My best friend, who is also a pastor, said "fatherhood will forever change your understanding of God's love for you." I am only at the beginning of that journey, and yet I am so certain he is right. Because it already has.

The Bible repeatedly talks about this concept- that God sees us- those who He has called to himself- as His sons and daughters- adopted, chosen. Not in any way because of our merit, or performance, or potential, but simply because we are- his children, and because He is- father. A relationship forever forged in a moment, and one available to all who would come and believe. The Apostle Paul- a conflicted individual if there ever was one, given his legalistic, sordid past as a persecutor and murderer of the very same people he later found himself one of, kicks off his letter to the church at Ephesus literally marveling at the thought that this is possible, and true.

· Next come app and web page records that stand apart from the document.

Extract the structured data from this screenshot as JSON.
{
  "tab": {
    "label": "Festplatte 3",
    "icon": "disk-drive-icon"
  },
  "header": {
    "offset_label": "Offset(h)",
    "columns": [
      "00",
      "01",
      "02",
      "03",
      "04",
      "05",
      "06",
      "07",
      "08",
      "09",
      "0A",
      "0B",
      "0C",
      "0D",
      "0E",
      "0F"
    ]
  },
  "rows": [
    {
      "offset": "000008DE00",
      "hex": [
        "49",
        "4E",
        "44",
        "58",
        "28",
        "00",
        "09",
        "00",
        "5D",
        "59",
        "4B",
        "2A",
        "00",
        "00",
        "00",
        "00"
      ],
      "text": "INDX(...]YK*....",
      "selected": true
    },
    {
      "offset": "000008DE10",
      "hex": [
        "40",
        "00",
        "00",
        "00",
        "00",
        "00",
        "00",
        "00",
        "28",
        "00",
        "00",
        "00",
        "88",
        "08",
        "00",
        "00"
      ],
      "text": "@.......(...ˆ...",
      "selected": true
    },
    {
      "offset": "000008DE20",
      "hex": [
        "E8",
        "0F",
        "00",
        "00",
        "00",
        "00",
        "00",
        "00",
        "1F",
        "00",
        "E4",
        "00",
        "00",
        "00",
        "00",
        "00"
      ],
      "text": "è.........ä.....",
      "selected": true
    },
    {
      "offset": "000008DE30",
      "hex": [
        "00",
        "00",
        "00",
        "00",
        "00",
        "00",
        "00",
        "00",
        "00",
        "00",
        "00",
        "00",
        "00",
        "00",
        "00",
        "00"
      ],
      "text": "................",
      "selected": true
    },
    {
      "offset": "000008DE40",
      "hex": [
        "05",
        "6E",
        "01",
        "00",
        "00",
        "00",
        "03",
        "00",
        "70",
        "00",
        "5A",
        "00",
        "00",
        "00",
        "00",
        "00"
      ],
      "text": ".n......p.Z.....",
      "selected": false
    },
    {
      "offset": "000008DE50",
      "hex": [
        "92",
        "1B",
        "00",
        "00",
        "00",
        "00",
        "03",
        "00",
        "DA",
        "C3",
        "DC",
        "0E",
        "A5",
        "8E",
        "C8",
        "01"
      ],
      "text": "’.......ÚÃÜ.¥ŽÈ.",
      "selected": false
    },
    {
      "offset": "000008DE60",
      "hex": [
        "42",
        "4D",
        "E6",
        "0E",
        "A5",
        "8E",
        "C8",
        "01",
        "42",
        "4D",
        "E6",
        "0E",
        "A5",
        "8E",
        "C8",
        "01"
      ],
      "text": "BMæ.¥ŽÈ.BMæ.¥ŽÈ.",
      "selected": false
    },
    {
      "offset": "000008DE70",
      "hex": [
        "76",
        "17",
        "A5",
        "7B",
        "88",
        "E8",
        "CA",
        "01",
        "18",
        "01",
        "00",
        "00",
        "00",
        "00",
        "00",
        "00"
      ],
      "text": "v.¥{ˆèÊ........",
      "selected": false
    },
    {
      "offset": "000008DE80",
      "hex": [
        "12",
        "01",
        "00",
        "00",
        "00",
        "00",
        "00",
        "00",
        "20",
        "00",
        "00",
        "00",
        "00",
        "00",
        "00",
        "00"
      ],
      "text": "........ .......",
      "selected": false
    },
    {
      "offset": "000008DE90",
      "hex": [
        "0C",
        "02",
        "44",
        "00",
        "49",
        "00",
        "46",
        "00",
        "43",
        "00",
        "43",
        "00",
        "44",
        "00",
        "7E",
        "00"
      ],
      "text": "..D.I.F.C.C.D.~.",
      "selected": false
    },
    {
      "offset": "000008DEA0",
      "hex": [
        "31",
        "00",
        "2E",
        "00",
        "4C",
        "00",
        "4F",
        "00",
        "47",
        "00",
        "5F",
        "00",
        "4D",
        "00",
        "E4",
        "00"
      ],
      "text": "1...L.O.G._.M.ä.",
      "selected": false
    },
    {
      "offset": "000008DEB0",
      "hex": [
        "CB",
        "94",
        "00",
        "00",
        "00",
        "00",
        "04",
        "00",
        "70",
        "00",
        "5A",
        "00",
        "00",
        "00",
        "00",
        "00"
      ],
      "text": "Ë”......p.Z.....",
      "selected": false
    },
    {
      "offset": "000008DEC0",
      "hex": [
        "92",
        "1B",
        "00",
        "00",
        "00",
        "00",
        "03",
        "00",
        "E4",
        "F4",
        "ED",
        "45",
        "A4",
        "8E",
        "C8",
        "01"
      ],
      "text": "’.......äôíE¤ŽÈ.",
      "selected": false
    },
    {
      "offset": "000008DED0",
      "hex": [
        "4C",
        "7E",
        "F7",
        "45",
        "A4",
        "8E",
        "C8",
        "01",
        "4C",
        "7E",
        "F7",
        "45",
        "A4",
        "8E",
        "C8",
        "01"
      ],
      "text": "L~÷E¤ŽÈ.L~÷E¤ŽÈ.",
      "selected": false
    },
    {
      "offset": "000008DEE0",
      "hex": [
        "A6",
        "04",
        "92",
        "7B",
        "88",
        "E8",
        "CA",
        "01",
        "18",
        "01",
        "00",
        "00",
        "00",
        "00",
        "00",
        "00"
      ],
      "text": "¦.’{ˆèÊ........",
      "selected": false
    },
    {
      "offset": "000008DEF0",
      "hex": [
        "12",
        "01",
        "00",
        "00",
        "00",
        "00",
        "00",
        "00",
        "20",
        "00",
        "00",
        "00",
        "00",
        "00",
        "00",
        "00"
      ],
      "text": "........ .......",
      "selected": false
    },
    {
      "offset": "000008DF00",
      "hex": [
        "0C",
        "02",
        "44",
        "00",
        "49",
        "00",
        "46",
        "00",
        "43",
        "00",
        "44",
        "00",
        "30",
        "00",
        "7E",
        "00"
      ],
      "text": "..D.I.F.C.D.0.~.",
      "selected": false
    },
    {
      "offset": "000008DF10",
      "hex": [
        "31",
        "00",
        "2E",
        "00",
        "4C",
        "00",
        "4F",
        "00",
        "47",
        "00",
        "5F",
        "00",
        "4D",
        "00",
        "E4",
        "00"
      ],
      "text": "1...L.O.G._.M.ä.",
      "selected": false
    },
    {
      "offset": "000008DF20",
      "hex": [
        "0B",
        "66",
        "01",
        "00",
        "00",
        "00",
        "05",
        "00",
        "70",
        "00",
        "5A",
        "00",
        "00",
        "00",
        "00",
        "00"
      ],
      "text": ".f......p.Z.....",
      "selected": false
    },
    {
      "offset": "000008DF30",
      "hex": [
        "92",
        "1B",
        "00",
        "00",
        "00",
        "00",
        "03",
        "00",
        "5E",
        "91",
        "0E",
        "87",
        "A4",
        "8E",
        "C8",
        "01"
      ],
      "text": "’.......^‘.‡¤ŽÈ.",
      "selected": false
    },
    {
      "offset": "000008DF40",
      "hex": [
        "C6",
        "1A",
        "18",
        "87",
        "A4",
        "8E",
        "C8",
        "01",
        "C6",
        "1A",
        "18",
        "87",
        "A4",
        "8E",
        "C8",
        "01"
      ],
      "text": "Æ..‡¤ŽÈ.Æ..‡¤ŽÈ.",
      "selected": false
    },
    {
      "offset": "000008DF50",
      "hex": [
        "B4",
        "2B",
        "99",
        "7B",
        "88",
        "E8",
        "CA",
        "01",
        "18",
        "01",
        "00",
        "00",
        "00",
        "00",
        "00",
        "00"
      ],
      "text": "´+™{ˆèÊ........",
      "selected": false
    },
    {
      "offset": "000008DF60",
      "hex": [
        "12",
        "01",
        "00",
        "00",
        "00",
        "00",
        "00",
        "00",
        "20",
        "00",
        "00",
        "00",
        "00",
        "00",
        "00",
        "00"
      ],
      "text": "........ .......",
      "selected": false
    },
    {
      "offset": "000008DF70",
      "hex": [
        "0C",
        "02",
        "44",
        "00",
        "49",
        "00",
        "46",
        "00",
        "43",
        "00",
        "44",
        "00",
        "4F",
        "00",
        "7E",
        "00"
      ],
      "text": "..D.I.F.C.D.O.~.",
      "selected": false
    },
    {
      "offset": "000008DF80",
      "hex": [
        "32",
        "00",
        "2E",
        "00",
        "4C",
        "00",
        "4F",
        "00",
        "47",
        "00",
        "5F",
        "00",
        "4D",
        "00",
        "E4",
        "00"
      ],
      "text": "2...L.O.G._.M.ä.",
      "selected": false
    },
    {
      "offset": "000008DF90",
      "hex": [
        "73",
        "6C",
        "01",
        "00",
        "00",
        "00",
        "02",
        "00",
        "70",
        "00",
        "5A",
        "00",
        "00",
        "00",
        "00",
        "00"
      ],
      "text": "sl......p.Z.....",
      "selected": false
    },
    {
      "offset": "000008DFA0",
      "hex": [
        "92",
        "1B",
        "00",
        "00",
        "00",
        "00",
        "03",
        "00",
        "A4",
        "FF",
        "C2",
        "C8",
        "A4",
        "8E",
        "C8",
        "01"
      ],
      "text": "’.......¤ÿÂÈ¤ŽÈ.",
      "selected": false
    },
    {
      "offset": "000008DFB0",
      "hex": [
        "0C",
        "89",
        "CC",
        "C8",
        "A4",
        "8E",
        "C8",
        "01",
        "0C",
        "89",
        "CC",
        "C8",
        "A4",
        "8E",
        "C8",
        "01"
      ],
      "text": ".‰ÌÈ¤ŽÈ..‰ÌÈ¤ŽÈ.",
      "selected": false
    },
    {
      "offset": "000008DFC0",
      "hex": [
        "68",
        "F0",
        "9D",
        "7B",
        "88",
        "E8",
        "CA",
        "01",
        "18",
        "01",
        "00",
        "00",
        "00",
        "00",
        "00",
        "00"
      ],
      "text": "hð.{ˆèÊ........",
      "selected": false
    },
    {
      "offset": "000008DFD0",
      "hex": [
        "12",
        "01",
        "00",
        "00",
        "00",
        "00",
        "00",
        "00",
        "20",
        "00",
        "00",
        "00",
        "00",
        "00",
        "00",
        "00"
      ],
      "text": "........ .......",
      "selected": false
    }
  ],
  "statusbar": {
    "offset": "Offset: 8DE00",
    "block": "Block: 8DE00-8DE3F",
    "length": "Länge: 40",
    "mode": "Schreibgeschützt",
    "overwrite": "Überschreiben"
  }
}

But unfortunately, we who are Christians so often attempt to graduate ourselves from this mysterious, miraculous truth. We strive, we perform, we prove. We demand others do the same, and we point fingers at those who do not, fingers backed by piteously little credibility. We are known in the world for this. This, rather than the beautiful story of a love not our own, is often our unfortunate legacy. Because we like control. It is our frequent god. But control is a terrible taskmaster which demands our souls. And in so doing, we abandon the mystery, the miracle, that there IS love so pure, there IS grace so good and so free, and that it was never about those other things anyway except that we allow ourselves to be scooped up, screaming, scared, shaking, out of control, into the arms of a Father- God- who remembers the moment of our first cry. Who loves us beyond measure simply because we are, and because He is. May this draw us back again and again, and may it forever change us, just as it's changing me.

Posted by Michael Hoddy with